House Mouse, Mus musculus

The House Mouse, which is probably the most well-known rodent, is found state-wide in Tennessee.

Description:  A small rodent with an elongated snout, protruding, black eyes, large ears, and a scaly tail that is mostly hairless and about one-half the body length.   Their short fur is grayish-brown on the back and is slightly lighter on the belly.  The tail is slightly darker above and lighter below.

Length:  5.0 - 8.1 inches
  2.4 - 4.0 inches
0 .4 - 0.8 inches
0.5 - 1.0 ounces

Similar Species:   All 3 deermice have a sharp contrast between their white under parts and their upper fur color.
 •Meadow Jumping Mouse has a much longer tail, longer hind feet, and yellowish sides.
 •Eastern Harvest Mouse usually has a dark stripe down the center of the back, but can only be separated positively by analysis of dental formulas.

Habitat:  The House Mouse occurs in a variety of habitats, but is usually found among houses, barns, and buildings. They can also be found in old fields, grain fields, fencerows, weedy roadsides, and woodlots.

Diet:  Omnivorous, but prefers grains, seeds, leaves, stems, and roots. They also eat insects, human food, and carrion.

Breeding information:  House Mice can breed throughout the year, but they mostly produce young from spring through fall.   Females are pregnant 19-21 days before delivering 2-13 (usually 5-7) young.   They are very prolific and may produce as many as 14 litters per year, although 5-10 litters is normal.   The young develop fur by 10 days old and are weaned by 3 weeks.

Status in Tennessee:  The House Mouse needs no protection as it is quite common. They can also produce a considerable amount of damage to property and foods.

Fun Facts:
•House Mice can pass through openings as small as ½ inch in diameter.
•They are highly migratory, especially if environmental conditions become unfavorable.

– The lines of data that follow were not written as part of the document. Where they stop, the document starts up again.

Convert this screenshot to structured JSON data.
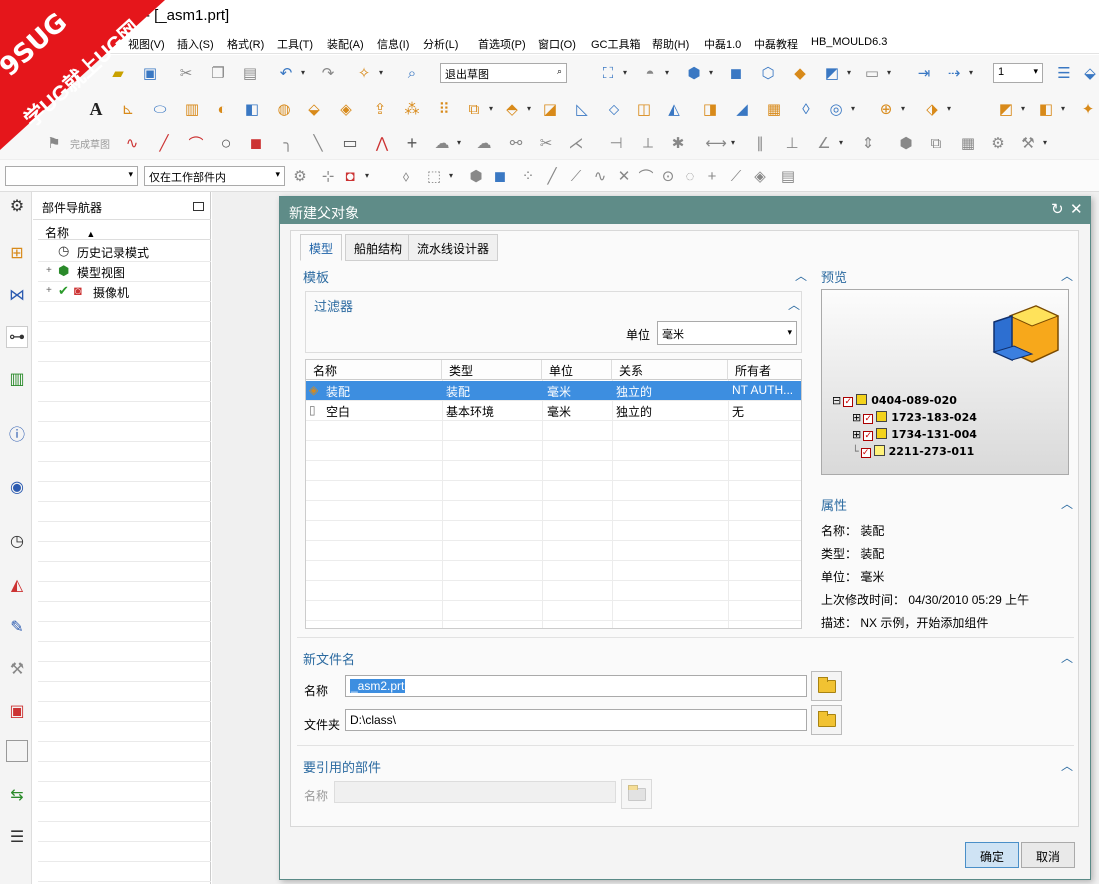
{
  "window": {
    "title": "- [_asm1.prt]"
  },
  "watermark": {
    "line1": "9SUG",
    "line2": "学UG就上UG网"
  },
  "menu": [
    "视图(V)",
    "插入(S)",
    "格式(R)",
    "工具(T)",
    "装配(A)",
    "信息(I)",
    "分析(L)",
    "首选项(P)",
    "窗口(O)",
    "GC工具箱",
    "帮助(H)",
    "中磊1.0",
    "中磊教程",
    "HB_MOULD6.3"
  ],
  "toolbar": {
    "exit_sketch_label": "退出草图",
    "count_value": "1",
    "finish_sketch_label": "完成草图",
    "filter_value": "",
    "scope_value": "仅在工作部件内"
  },
  "navigator": {
    "title": "部件导航器",
    "column": "名称",
    "items": [
      "历史记录模式",
      "模型视图",
      "摄像机"
    ]
  },
  "dialog": {
    "title": "新建父对象",
    "tabs": [
      "模型",
      "船舶结构",
      "流水线设计器"
    ],
    "template_section": "模板",
    "filter_section": "过滤器",
    "unit_label": "单位",
    "unit_value": "毫米",
    "columns": [
      "名称",
      "类型",
      "单位",
      "关系",
      "所有者"
    ],
    "rows": [
      {
        "name": "装配",
        "type": "装配",
        "unit": "毫米",
        "relation": "独立的",
        "owner": "NT AUTH...",
        "selected": true
      },
      {
        "name": "空白",
        "type": "基本环境",
        "unit": "毫米",
        "relation": "独立的",
        "owner": "无",
        "selected": false
      }
    ],
    "preview_section": "预览",
    "preview_tree": [
      "0404-089-020",
      "1723-183-024",
      "1734-131-004",
      "2211-273-011"
    ],
    "properties_section": "属性",
    "properties": {
      "name": "名称： 装配",
      "type": "类型： 装配",
      "unit": "单位： 毫米",
      "modified": "上次修改时间： 04/30/2010 05:29 上午",
      "description": "描述： NX 示例，开始添加组件"
    },
    "new_file_section": "新文件名",
    "name_label": "名称",
    "name_value": "_asm2.prt",
    "folder_label": "文件夹",
    "folder_value": "D:\\class\\",
    "ref_section": "要引用的部件",
    "ref_name_label": "名称",
    "ok_label": "确定",
    "cancel_label": "取消"
  }
}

Best places to see in Tennessee:  Houses, sheds, or farm buildings.